DE RUEHLG #0404/01 1301544
ZNY CCCCC ZZH
R 101544Z MAY 06
FM AMEMBASSY LILONGWE
TO RUEHC/SECSTATE WASHDC 2732
INFO RUCNSAD/SOUTHERN AFRICAN DEVELOPMENT COMMUNITY
C O N F I D E N T I A L LILONGWE 000404
STATE FOR AF/S GABRIELLE MALLORY STATE FOR INR
E.O. 12958: DECL: 05/10/2011 TAGS: PGOV KDEM MI SUBJECT: NEW INTELLIGENCE SERVICE NOT UP AND RUNNING
REF: A. 06LILONGWE390
Classified By: Political Officer Tyler Sparks for reasons 1.4 B and A.
1. (C) Ambassador Eastham met with the newly appointed Director General of Malawi's re-constituted Security Intelligence Service (SIS), Brigadier General Rueben Ngwenya, on May 9 to discuss SIS's mission and plans for re-establishing an effective intelligence service in Malawi. Ngwenya has been serving as the Director of Military Intelligence, while his deputy Clemence James Kapalamula comes from the ranks of the police service.
2. (C) Ngwenya outlined the way in which the SIS's predecessor, the National Intelligence Bureau (NIB) had been disbanded, and its leadership forced into retirement. The rank and file of the NIB were subsequently absorbed by the police service. As such, he and his deputy must set up the service completely from scratch, cobbling together those they can recruit back from the police and a completely new senior staff. (COMMENT: According to an article in the May 10 Nation, some 200 of the former NIB employees have been found to be unqualified for the work they were doing in the NIB prior to its disbandment.
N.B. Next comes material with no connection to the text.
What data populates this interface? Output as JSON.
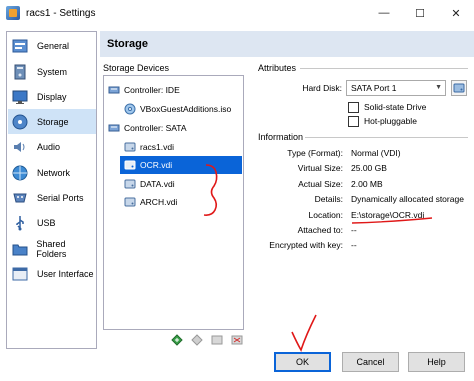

END COMMENT) The SIS will work out of the Office of the President and Cabinet and, while it will have some small international component, will focus primarily on domestic matters, including particularly potential terrorism.
3. (C) Ngwenya was vague on the legal details of re-establishing the service. Though a bill establishing the SIS has been drafted, it is languishing in Cabinet and has yet to be presented to Parliament. Even after it makes it out of Cabinet, the bill will have to be passed by an opposition-controlled Parliament worried about politically motivated arrests (reftel A). Ngwenya himself, however, did not seem overly concerned with the legislation or the fact that the president has appointed him without Parliament's approval, a move which has brought the government headaches in the past (reftel B). COMMENT: In technical terms, he is still a serving Malawi Defense Force officer and his deputy a senior Malawi Police Service officer. While this may keep their paychecks coming, it is politically risky to bypass both the authorizers and the public appointments committee (equivalent to confirmation) for an appointment of this sensitivity. END COMMENT.
4. (C) In a separate conversation with the Minister of Justice on May 10, the Minister said that the bill was indeed stuck in Cabinet and that he had written to the President to urge him to move it forward. He said (off-the-record) that he had been surprised by the nomination of Ngwenya, since it had been understood that the presentation of the bill in Parliament would precede the nomination. Moreover, the British High Commissioner told the Ambassador May 9 that the assistance Mutharika had requested from the U.K. was on hold until the bill was passed and that a U.K. technical advisor on this subject was very likely to return home in the near future, given the lack of progress toward achieving this pre-condition for further training or other assistance for the new service.
5. (C) Comment: We need to wait and watch how this plays out. The new Director General stumbled when asked to describe his organization's mission, saying that it was to protect the national security of Malawi from threats such as terrorism and the like. Moreover, we believe the government faces a serious uphill struggle to pass the legislation in the present parliament. The appointment of the Director General, made during a parliamentary recess and without consulting the leadership, presents a huge political target for the opposition when the legislature reconvenes in June. It is likely that this service will be internally (and politically) focused, but until this becomes clearer, and until the politics of the re-creation of the intelligence service has played out, we'll be watching from a distance. END COMMENT.
6. (C) Bio Note: Ngwenya moves into the position directly from that of the Director of Military Intelligence, before which he served as the Deputy Director of Military Intelligence. According to post files he is both technically and tactically astute, and has had extensive U.S. based training. He has a reputation for flowing with the political current, and has in the past bent to political pressure from within the military. That said, he was the acting Director of Military Intelligence during the disarmament of the Young Pioneers in 1993/94.